Exercise aim: Copy down all of the data underneath, exactly as shown.
:: Data ::
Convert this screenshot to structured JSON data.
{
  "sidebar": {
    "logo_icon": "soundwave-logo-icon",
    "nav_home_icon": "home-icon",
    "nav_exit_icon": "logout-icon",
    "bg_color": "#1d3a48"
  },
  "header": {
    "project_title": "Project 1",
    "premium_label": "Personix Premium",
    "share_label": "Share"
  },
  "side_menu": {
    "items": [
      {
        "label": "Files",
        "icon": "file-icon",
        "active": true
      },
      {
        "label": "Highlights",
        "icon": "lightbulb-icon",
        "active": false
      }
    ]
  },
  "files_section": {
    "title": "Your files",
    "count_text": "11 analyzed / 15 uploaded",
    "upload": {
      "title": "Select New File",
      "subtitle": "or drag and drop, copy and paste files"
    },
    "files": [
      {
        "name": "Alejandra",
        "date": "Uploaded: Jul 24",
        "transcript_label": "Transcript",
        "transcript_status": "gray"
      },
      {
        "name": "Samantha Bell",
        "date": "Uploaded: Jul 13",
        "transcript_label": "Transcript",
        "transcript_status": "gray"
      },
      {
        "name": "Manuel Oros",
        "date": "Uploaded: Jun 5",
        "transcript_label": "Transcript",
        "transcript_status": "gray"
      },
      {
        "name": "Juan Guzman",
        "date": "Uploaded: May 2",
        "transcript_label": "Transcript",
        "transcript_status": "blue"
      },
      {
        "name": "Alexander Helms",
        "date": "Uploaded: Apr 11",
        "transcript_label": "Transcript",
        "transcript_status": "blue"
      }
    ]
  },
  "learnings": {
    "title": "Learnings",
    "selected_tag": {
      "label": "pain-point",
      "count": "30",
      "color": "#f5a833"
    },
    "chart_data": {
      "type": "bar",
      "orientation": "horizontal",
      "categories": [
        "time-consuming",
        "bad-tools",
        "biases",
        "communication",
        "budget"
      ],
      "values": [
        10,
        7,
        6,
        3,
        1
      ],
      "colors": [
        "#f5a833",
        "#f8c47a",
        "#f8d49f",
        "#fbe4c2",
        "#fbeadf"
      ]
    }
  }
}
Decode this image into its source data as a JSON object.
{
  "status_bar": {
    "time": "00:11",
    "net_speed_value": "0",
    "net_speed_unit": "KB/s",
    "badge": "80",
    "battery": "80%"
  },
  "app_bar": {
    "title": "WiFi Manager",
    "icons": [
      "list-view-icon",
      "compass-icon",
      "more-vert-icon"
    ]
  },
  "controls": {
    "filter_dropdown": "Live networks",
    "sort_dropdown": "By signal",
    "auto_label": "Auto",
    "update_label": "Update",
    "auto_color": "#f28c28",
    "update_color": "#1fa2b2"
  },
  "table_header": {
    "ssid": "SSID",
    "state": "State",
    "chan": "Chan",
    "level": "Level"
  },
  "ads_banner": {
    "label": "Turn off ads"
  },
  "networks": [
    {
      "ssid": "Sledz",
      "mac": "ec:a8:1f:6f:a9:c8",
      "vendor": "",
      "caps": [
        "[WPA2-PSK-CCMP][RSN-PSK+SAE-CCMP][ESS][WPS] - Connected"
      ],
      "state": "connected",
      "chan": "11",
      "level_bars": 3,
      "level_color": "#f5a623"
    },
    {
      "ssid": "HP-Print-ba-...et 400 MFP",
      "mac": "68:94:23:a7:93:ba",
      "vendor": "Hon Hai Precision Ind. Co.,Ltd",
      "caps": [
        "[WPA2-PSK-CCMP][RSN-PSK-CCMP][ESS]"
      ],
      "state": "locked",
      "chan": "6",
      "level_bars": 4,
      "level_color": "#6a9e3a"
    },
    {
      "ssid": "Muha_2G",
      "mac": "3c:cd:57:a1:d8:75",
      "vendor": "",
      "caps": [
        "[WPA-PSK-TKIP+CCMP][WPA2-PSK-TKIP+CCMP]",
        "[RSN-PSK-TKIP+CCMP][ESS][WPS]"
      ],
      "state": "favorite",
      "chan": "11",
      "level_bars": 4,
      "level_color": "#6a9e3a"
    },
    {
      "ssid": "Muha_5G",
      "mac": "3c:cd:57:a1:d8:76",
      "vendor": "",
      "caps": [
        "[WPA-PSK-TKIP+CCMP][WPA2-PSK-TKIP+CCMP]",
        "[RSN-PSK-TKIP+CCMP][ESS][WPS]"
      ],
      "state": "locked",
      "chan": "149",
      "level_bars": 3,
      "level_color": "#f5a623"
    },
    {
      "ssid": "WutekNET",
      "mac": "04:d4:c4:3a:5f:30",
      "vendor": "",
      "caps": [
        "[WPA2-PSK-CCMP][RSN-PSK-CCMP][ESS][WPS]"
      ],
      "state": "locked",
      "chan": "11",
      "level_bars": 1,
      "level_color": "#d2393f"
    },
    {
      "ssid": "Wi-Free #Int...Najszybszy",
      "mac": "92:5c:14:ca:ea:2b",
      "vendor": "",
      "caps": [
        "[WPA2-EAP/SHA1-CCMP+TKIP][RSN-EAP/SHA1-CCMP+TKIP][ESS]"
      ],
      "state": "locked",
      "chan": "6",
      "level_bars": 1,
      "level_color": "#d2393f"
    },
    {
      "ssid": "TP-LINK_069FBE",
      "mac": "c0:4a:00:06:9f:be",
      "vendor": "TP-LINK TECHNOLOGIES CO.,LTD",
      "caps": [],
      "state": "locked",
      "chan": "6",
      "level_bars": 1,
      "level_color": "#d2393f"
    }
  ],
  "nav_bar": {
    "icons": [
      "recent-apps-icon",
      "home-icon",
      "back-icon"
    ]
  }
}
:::
Problem solution:
Convert this screenshot to structured JSON data.
{
  "sidebar": {
    "logo_icon": "soundwave-logo-icon",
    "nav_home_icon": "home-icon",
    "nav_exit_icon": "logout-icon",
    "bg_color": "#1d3a48"
  },
  "header": {
    "project_title": "Project 1",
    "premium_label": "Personix Premium",
    "share_label": "Share"
  },
  "side_menu": {
    "items": [
      {
        "label": "Files",
        "icon": "file-icon",
        "active": true
      },
      {
        "label": "Highlights",
        "icon": "lightbulb-icon",
        "active": false
      }
    ]
  },
  "files_section": {
    "title": "Your files",
    "count_text": "11 analyzed / 15 uploaded",
    "upload": {
      "title": "Select New File",
      "subtitle": "or drag and drop, copy and paste files"
    },
    "files": [
      {
        "name": "Alejandra",
        "date": "Uploaded: Jul 24",
        "transcript_label": "Transcript",
        "transcript_status": "gray"
      },
      {
        "name": "Samantha Bell",
        "date": "Uploaded: Jul 13",
        "transcript_label": "Transcript",
        "transcript_status": "gray"
      },
      {
        "name": "Manuel Oros",
        "date": "Uploaded: Jun 5",
        "transcript_label": "Transcript",
        "transcript_status": "gray"
      },
      {
        "name": "Juan Guzman",
        "date": "Uploaded: May 2",
        "transcript_label": "Transcript",
        "transcript_status": "blue"
      },
      {
        "name": "Alexander Helms",
        "date": "Uploaded: Apr 11",
        "transcript_label": "Transcript",
        "transcript_status": "blue"
      }
    ]
  },
  "learnings": {
    "title": "Learnings",
    "selected_tag": {
      "label": "pain-point",
      "count": "30",
      "color": "#f5a833"
    },
    "chart_data": {
      "type": "bar",
      "orientation": "horizontal",
      "categories": [
        "time-consuming",
        "bad-tools",
        "biases",
        "communication",
        "budget"
      ],
      "values": [
        10,
        7,
        6,
        3,
        1
      ],
      "colors": [
        "#f5a833",
        "#f8c47a",
        "#f8d49f",
        "#fbe4c2",
        "#fbeadf"
      ]
    }
  }
}
Decode this image into its source data as a JSON object.
{
  "status_bar": {
    "time": "00:11",
    "net_speed_value": "0",
    "net_speed_unit": "KB/s",
    "badge": "80",
    "battery": "80%"
  },
  "app_bar": {
    "title": "WiFi Manager",
    "icons": [
      "list-view-icon",
      "compass-icon",
      "more-vert-icon"
    ]
  },
  "controls": {
    "filter_dropdown": "Live networks",
    "sort_dropdown": "By signal",
    "auto_label": "Auto",
    "update_label": "Update",
    "auto_color": "#f28c28",
    "update_color": "#1fa2b2"
  },
  "table_header": {
    "ssid": "SSID",
    "state": "State",
    "chan": "Chan",
    "level": "Level"
  },
  "ads_banner": {
    "label": "Turn off ads"
  },
  "networks": [
    {
      "ssid": "Sledz",
      "mac": "ec:a8:1f:6f:a9:c8",
      "vendor": "",
      "caps": [
        "[WPA2-PSK-CCMP][RSN-PSK+SAE-CCMP][ESS][WPS] - Connected"
      ],
      "state": "connected",
      "chan": "11",
      "level_bars": 3,
      "level_color": "#f5a623"
    },
    {
      "ssid": "HP-Print-ba-...et 400 MFP",
      "mac": "68:94:23:a7:93:ba",
      "vendor": "Hon Hai Precision Ind. Co.,Ltd",
      "caps": [
        "[WPA2-PSK-CCMP][RSN-PSK-CCMP][ESS]"
      ],
      "state": "locked",
      "chan": "6",
      "level_bars": 4,
      "level_color": "#6a9e3a"
    },
    {
      "ssid": "Muha_2G",
      "mac": "3c:cd:57:a1:d8:75",
      "vendor": "",
      "caps": [
        "[WPA-PSK-TKIP+CCMP][WPA2-PSK-TKIP+CCMP]",
        "[RSN-PSK-TKIP+CCMP][ESS][WPS]"
      ],
      "state": "favorite",
      "chan": "11",
      "level_bars": 4,
      "level_color": "#6a9e3a"
    },
    {
      "ssid": "Muha_5G",
      "mac": "3c:cd:57:a1:d8:76",
      "vendor": "",
      "caps": [
        "[WPA-PSK-TKIP+CCMP][WPA2-PSK-TKIP+CCMP]",
        "[RSN-PSK-TKIP+CCMP][ESS][WPS]"
      ],
      "state": "locked",
      "chan": "149",
      "level_bars": 3,
      "level_color": "#f5a623"
    },
    {
      "ssid": "WutekNET",
      "mac": "04:d4:c4:3a:5f:30",
      "vendor": "",
      "caps": [
        "[WPA2-PSK-CCMP][RSN-PSK-CCMP][ESS][WPS]"
      ],
      "state": "locked",
      "chan": "11",
      "level_bars": 1,
      "level_color": "#d2393f"
    },
    {
      "ssid": "Wi-Free #Int...Najszybszy",
      "mac": "92:5c:14:ca:ea:2b",
      "vendor": "",
      "caps": [
        "[WPA2-EAP/SHA1-CCMP+TKIP][RSN-EAP/SHA1-CCMP+TKIP][ESS]"
      ],
      "state": "locked",
      "chan": "6",
      "level_bars": 1,
      "level_color": "#d2393f"
    },
    {
      "ssid": "TP-LINK_069FBE",
      "mac": "c0:4a:00:06:9f:be",
      "vendor": "TP-LINK TECHNOLOGIES CO.,LTD",
      "caps": [],
      "state": "locked",
      "chan": "6",
      "level_bars": 1,
      "level_color": "#d2393f"
    }
  ],
  "nav_bar": {
    "icons": [
      "recent-apps-icon",
      "home-icon",
      "back-icon"
    ]
  }
}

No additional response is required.